▶ **Task requirements**
What lines in the following entries hold the word "JSON"? Copy each one.

(App and web page records)
====================

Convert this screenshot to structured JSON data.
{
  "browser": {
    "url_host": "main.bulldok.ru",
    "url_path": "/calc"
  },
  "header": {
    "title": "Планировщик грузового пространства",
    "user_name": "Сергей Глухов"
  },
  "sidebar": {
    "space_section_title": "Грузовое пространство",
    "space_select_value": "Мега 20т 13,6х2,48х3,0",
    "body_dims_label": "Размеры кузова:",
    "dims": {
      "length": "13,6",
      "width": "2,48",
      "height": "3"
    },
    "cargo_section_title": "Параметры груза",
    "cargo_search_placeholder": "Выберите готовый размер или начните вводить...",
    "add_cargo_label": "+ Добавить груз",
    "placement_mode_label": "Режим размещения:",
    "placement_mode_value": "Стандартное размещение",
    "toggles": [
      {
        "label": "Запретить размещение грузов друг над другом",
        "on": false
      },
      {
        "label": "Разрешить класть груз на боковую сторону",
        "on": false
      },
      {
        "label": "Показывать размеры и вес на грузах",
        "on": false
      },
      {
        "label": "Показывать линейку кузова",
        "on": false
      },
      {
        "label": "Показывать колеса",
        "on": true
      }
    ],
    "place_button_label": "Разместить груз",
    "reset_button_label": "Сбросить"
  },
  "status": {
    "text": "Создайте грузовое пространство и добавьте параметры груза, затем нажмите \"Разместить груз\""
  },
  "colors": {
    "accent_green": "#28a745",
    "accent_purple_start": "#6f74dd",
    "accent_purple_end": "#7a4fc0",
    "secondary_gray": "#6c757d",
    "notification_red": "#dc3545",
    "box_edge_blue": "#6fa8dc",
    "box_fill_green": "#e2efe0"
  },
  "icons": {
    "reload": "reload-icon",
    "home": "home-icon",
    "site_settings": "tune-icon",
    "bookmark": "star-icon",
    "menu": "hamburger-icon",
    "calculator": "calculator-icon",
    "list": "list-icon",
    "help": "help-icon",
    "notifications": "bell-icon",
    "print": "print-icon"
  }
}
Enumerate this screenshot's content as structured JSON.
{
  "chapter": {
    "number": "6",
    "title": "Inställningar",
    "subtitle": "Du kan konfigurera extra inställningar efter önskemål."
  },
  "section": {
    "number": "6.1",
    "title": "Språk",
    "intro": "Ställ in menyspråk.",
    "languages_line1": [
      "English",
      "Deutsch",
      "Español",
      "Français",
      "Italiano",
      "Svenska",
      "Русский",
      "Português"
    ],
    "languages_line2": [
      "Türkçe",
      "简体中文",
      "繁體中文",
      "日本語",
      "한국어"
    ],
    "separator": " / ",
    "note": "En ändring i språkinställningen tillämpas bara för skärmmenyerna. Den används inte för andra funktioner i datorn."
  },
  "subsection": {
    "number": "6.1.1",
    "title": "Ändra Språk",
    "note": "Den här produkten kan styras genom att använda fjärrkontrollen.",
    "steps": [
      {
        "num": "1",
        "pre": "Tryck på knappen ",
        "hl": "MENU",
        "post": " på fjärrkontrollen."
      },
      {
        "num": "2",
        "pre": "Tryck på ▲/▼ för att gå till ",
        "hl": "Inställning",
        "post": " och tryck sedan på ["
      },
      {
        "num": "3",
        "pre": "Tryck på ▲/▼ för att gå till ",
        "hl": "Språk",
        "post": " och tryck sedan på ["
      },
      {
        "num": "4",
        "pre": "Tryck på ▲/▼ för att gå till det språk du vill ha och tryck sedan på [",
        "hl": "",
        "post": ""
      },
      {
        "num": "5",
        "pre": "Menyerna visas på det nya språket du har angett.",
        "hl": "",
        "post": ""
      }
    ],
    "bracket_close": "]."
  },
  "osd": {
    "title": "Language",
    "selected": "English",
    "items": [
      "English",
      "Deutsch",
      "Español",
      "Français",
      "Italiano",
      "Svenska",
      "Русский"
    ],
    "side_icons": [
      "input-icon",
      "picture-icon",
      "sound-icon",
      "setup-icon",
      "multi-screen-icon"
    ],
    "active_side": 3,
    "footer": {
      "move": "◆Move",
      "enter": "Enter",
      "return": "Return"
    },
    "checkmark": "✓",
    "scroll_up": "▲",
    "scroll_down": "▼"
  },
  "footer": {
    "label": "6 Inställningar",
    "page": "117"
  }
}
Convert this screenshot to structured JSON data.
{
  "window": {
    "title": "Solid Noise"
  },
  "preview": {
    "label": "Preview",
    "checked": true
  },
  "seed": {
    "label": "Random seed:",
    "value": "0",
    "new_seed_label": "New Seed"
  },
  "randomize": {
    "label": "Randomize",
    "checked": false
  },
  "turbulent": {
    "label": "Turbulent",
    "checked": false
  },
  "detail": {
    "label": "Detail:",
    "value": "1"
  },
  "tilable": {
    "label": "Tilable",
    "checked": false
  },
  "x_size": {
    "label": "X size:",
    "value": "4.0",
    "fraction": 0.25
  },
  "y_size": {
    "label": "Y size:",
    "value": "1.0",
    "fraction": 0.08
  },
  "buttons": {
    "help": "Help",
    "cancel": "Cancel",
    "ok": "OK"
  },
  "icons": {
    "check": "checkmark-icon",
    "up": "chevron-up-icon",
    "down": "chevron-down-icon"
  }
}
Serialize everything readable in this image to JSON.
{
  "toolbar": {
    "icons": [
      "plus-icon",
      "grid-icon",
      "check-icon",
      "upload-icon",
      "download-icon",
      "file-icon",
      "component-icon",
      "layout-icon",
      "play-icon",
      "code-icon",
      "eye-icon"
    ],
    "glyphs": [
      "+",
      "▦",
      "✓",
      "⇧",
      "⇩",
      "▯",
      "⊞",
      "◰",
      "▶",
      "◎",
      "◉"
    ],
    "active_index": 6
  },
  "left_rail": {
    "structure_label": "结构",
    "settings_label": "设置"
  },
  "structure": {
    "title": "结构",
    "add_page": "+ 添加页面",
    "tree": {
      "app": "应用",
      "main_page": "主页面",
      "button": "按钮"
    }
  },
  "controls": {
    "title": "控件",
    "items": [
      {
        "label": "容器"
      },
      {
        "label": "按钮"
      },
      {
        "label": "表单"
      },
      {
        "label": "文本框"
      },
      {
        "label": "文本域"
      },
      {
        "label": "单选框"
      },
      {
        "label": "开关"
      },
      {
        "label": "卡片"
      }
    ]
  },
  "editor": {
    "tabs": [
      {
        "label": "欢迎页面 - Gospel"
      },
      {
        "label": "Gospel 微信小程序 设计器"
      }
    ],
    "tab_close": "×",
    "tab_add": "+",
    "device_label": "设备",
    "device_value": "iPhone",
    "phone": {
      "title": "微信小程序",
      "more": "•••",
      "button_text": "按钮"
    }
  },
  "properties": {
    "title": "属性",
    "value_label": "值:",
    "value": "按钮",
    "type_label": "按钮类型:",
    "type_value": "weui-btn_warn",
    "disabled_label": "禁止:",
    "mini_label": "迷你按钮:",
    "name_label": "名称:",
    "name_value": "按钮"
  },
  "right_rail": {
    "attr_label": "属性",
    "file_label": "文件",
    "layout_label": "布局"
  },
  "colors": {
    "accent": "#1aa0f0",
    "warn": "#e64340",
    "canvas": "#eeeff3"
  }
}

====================

▶ **Completed task**
Convert this screenshot to structured JSON data.
Enumerate this screenshot's content as structured JSON.
Convert this screenshot to structured JSON data.
Serialize everything readable in this image to JSON.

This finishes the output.